Unless India (and Japan and US) can provide a worthwhile alternative to China’s Belt and Road Initiative (BRI), it will be difficult to counter China’s push into these regions, especially in South Asia, says an expert.
Sharing his views on the absence of Bangladesh, China, India, Myanmar Economic Corridor (BCIMEC) at the 2nd BRI Forum which concluded last week, Prof Rajesh Rajagopalan, School of International Studies, Jawahar Lal Nehru University, says “Indian diplomacy might have helped; Beijing has started paying greater attention to objections from others. It is possible that China is slowly learning from some of its early mistakes with the BRI when they disregarded objections from others.”
“China has been facing greater resistance from other countries to their plans and India’s refusal to take part may have emboldened some capitals too,” he adds.
New Delhi’s criticism about the debt component of the BRI projects as well as sovereignty issues has also begun to resonate with other capitals, especially of smaller countries. Ultimately smaller countries in the region and outside are hungry for infrastructural development and investment and so would look to any source that can provide these, including China, Rajagopalan points out.
At the 2nd BRI forum, this project was missing from the list of BRI projects which was presented in the presence of 37 heads of state and governments took part, where deals worth $ 64 billion was inked. Russian President Vladimir Putin, heads of many Asian, African and Latin American countries besides heads of the UN and the IMF were at the meet.
The participating countries affirmed respect for sovereignty and territorial integrity towards Beijing’s trillion-dollar BRI, one of the major demands of India. Beijing announced 35 corridors in the new list of projects under BRI.
Just like in 2017, India had abstained itself after expressing its objections on the China-Pakistan Economic Corridor (CPEC), last week it remained absent from the meet. India has been opposing this initiative as it passes through PoK.
The Economic Corridor which is expected to provide connectivity with countries in the region as well as around includes the CPEC, the Nepal-China Trans-Himalayan Multi-Dimensional Connectivity Network, including Nepal-China cross-border railway, in the South Asian region.

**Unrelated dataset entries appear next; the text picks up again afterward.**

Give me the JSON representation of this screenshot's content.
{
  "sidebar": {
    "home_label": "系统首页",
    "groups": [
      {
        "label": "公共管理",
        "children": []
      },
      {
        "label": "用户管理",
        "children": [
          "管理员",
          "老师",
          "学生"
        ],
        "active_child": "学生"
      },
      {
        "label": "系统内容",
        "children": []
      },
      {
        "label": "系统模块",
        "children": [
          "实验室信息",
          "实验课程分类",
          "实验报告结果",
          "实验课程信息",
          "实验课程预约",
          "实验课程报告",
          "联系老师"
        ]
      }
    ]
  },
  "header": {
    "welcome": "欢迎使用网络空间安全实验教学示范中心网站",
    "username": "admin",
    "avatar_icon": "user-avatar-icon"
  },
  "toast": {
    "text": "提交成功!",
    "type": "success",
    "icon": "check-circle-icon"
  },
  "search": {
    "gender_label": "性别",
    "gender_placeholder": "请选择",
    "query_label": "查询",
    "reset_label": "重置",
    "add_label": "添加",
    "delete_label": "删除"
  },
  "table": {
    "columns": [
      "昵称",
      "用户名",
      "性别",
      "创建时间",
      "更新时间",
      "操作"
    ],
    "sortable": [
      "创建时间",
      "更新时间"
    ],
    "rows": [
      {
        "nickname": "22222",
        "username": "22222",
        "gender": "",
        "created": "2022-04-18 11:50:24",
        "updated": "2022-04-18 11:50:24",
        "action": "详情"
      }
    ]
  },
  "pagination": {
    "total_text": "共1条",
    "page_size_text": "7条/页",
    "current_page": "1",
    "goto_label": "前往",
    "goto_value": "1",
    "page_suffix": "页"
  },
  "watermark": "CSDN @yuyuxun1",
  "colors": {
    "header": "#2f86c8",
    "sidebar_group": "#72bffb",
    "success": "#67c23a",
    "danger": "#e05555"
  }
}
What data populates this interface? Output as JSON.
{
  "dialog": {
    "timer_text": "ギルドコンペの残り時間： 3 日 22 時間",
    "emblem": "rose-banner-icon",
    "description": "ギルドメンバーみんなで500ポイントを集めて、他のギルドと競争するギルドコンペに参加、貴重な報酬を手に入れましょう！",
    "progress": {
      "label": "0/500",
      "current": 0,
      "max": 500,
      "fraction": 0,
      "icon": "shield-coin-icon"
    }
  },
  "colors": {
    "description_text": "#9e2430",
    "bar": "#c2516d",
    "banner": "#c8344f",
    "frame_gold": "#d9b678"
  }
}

The 1700 –Km China-Myanmar Economic Corridor is expected to give another route to access the Indian Ocean too. Also, the 2800-km BCIMEC proposes to link Kunming in China’s Yunnan province with Mandalay in Myanmar and Bangladesh. The Nepal-China Trans-Himalayan connectivity network will be starting from Chengdu, linking to Tibet by the Sichuan-Tibet railway.